## RECORDS SUPPLIED:
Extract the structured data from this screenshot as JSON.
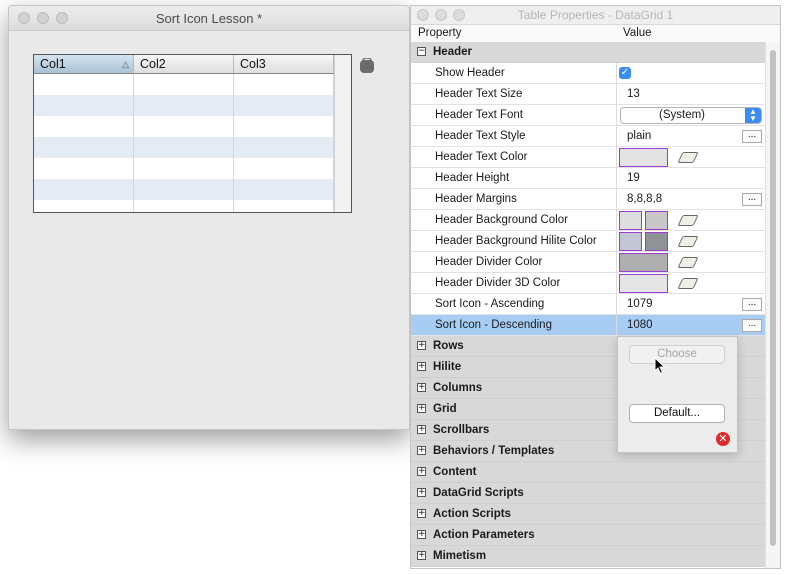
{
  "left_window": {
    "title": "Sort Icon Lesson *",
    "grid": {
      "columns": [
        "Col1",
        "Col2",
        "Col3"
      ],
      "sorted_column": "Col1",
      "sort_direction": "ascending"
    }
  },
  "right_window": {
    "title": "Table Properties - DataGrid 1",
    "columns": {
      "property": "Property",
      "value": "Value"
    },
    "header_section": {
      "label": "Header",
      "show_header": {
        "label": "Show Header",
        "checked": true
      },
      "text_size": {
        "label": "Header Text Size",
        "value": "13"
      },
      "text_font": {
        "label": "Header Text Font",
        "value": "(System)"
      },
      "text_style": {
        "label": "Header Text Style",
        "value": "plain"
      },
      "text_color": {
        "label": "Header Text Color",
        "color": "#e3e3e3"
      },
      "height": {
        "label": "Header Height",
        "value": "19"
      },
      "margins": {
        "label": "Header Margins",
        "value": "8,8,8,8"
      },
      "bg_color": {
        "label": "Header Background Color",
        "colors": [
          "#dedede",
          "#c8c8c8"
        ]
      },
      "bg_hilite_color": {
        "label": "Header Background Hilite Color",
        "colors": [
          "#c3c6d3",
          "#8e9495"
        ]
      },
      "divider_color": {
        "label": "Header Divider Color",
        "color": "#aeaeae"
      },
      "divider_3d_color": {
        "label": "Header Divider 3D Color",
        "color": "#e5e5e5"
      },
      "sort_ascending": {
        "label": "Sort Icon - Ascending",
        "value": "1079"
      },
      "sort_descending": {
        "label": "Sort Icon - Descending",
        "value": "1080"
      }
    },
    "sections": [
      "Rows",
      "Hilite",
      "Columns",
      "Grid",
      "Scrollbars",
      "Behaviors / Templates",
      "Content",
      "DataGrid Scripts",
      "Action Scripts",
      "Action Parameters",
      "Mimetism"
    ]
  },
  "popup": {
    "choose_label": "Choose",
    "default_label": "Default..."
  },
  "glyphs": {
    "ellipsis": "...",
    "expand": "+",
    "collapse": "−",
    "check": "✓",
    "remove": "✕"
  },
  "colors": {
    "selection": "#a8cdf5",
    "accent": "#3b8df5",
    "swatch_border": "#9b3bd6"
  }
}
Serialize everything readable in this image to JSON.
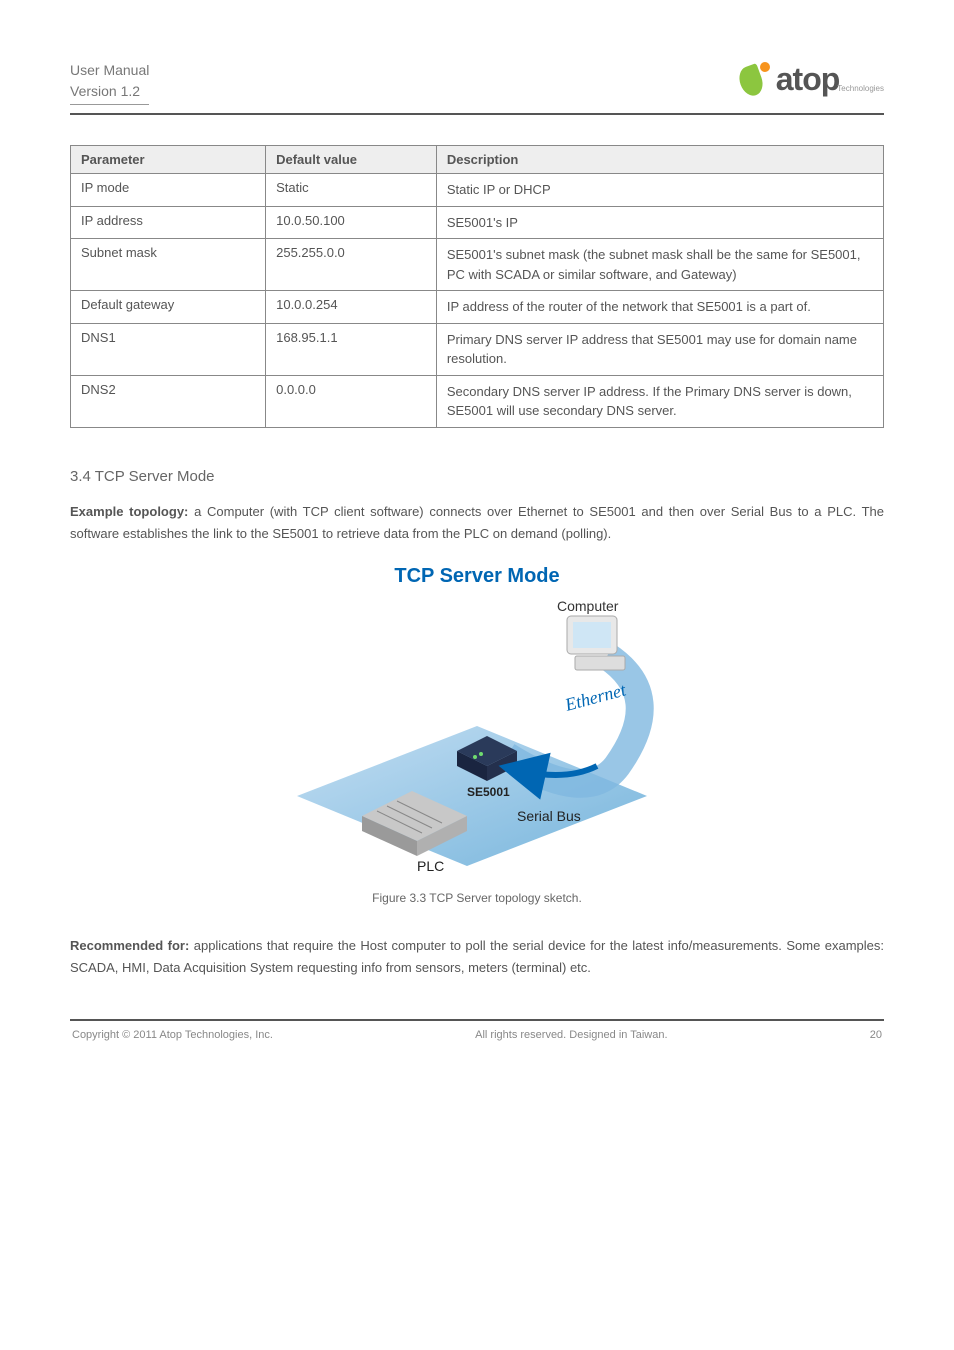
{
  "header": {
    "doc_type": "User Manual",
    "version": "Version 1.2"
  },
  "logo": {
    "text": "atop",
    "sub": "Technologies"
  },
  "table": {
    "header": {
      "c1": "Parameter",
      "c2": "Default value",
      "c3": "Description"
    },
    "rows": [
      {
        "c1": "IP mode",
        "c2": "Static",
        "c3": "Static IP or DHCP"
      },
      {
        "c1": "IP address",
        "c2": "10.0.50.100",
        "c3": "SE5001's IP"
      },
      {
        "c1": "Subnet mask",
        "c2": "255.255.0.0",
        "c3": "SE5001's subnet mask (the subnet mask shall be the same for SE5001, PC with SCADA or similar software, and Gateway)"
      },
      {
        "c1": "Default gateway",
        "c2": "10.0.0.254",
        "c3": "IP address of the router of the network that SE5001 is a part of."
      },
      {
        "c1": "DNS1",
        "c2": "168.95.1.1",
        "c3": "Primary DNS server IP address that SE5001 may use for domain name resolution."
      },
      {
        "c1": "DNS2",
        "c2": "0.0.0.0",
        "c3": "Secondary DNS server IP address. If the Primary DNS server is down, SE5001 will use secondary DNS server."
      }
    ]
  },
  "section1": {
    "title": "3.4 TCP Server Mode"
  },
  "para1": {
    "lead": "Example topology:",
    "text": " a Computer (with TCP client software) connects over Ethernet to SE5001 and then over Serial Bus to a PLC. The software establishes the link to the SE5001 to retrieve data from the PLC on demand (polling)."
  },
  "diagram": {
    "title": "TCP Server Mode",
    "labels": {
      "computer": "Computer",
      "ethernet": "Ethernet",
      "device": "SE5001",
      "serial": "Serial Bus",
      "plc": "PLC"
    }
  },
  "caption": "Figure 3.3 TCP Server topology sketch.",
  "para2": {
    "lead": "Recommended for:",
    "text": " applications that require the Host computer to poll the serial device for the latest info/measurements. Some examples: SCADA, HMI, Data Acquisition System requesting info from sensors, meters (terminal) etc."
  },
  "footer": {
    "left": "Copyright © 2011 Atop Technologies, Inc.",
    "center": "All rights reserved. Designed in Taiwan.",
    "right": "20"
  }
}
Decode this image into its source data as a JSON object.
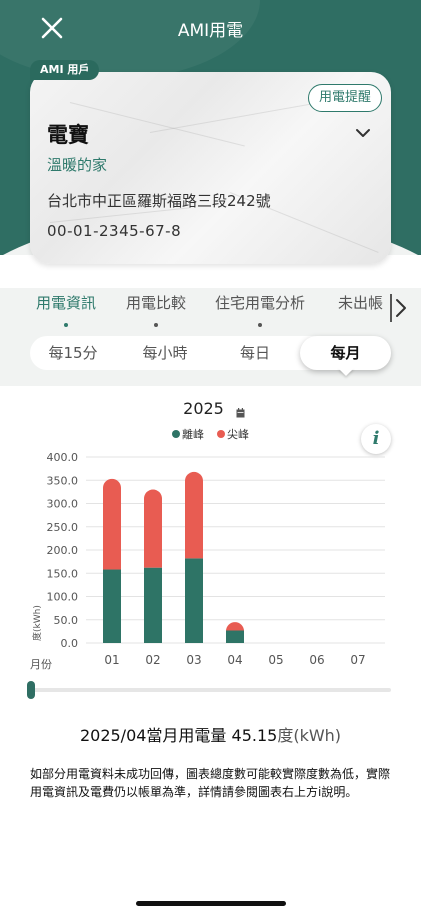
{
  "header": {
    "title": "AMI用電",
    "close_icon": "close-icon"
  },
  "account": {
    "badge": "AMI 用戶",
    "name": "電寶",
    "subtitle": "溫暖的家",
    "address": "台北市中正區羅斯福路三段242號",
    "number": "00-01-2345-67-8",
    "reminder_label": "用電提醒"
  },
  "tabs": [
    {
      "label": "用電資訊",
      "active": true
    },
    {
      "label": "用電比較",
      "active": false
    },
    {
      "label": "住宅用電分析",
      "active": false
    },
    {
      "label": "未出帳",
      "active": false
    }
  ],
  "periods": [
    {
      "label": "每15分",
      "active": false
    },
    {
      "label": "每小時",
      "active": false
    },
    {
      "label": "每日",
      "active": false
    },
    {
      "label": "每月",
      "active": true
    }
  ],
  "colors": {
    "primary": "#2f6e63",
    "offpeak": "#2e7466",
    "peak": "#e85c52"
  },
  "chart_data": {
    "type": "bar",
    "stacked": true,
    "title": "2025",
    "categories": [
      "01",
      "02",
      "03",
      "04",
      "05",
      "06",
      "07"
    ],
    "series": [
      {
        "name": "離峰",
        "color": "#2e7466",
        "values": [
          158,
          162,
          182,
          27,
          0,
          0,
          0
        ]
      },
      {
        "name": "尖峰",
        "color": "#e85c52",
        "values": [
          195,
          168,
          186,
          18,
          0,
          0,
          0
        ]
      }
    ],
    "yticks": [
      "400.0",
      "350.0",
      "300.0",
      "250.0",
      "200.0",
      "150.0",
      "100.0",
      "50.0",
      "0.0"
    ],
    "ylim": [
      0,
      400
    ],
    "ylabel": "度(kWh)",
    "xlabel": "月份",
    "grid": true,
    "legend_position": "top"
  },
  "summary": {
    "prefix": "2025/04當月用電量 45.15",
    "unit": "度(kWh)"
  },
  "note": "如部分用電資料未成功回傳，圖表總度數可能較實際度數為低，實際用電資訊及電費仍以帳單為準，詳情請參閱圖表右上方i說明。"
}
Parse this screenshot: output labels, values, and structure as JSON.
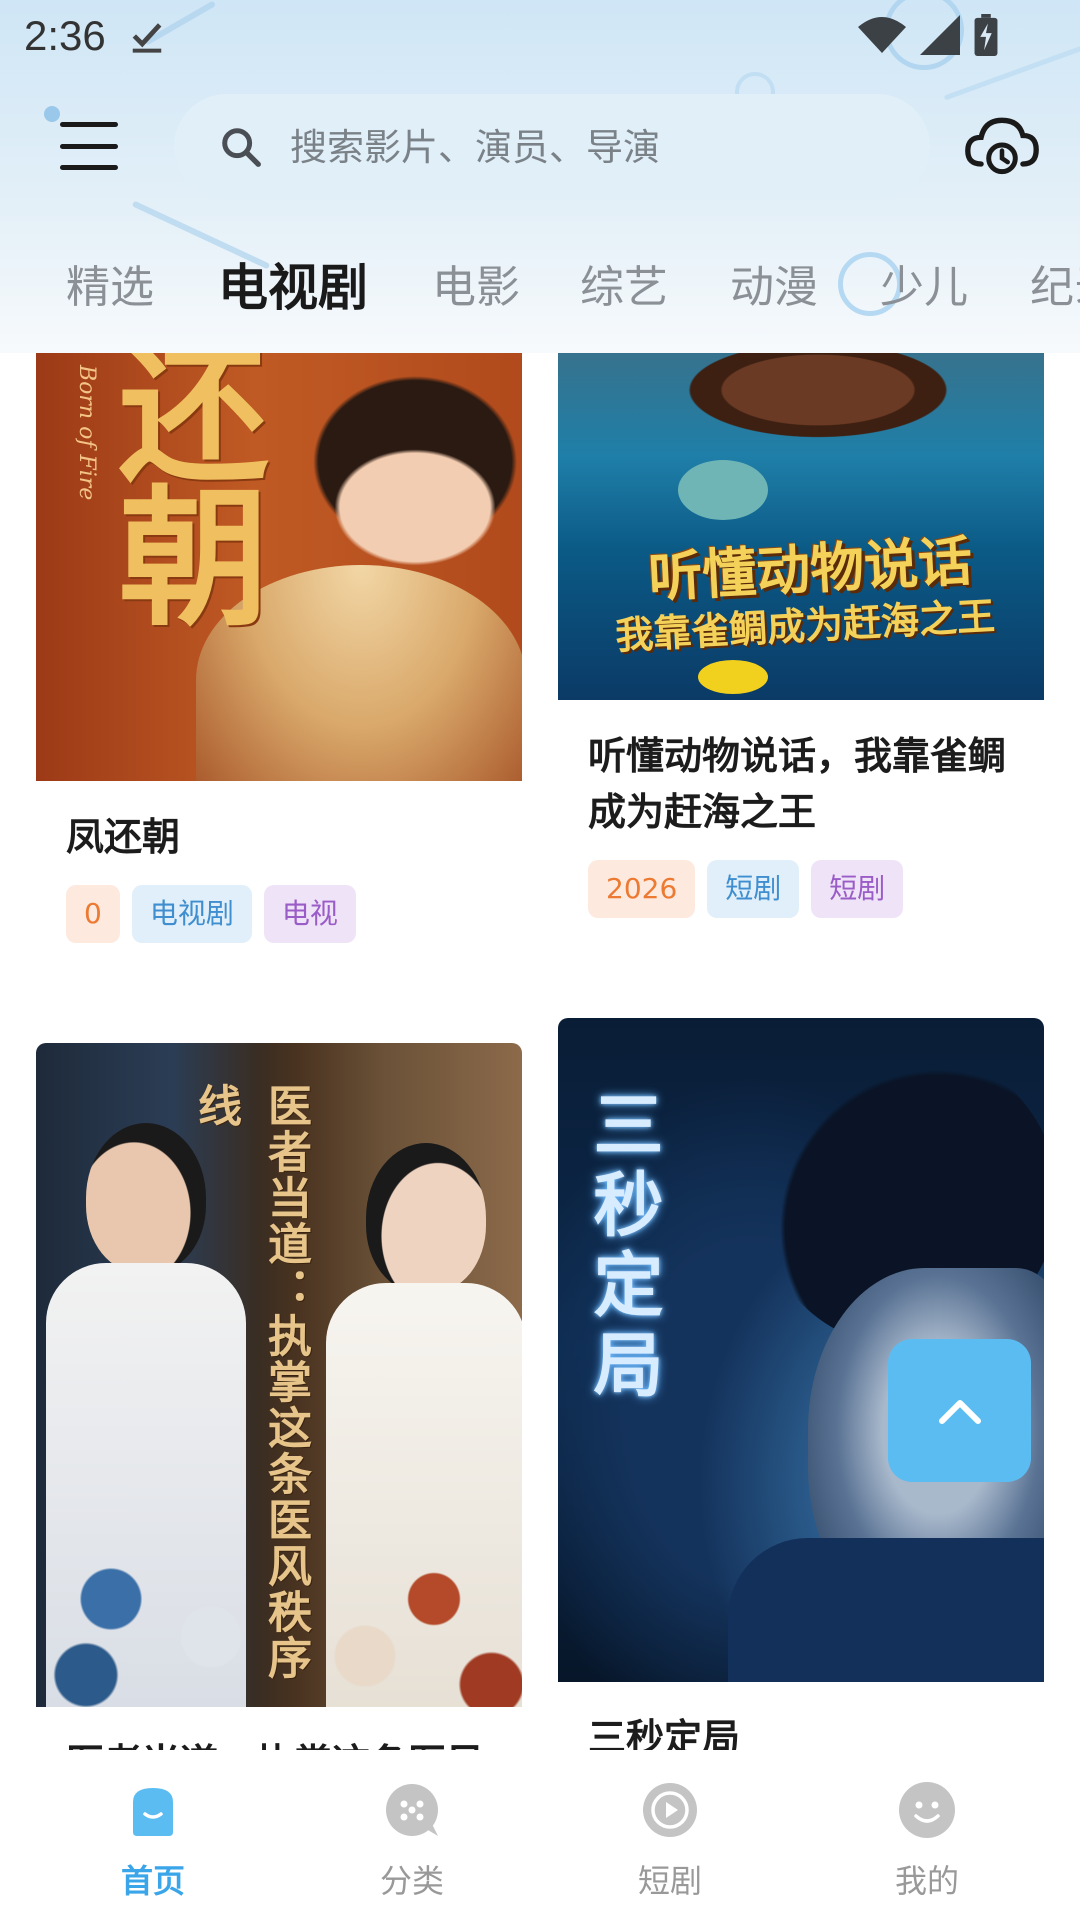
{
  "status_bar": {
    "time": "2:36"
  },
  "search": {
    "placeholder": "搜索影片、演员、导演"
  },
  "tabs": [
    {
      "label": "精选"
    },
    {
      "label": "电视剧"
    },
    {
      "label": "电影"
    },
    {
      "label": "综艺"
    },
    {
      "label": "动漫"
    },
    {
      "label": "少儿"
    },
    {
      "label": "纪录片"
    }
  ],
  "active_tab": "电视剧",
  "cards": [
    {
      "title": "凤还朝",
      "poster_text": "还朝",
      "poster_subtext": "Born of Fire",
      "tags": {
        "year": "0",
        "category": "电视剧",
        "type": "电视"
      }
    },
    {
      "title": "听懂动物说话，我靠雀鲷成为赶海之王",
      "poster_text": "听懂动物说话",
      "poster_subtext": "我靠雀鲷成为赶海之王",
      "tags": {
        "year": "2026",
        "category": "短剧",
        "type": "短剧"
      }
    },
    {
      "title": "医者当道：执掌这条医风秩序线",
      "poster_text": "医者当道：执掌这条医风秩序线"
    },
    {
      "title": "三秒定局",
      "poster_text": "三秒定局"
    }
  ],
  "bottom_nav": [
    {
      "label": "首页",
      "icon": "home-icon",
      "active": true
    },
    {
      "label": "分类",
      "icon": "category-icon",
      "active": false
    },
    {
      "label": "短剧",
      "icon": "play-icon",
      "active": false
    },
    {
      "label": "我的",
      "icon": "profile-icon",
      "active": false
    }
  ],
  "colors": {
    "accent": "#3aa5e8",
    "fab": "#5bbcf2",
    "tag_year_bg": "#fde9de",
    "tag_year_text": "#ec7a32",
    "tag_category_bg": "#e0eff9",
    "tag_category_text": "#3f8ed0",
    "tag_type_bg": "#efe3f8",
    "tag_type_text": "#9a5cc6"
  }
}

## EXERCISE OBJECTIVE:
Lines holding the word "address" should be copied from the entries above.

## TASK RESULT:
        "c1": "IP address",
        "c3": "IP address of the router of the network that SE5001 is a part of."
        "c3": "Primary DNS server IP address that SE5001 may use for domain name resolution."
        "c3": "Secondary DNS server IP address. If the Primary DNS server is down, SE5001 will use secondary DNS server."
    "address": "台北市中正區羅斯福路三段242號",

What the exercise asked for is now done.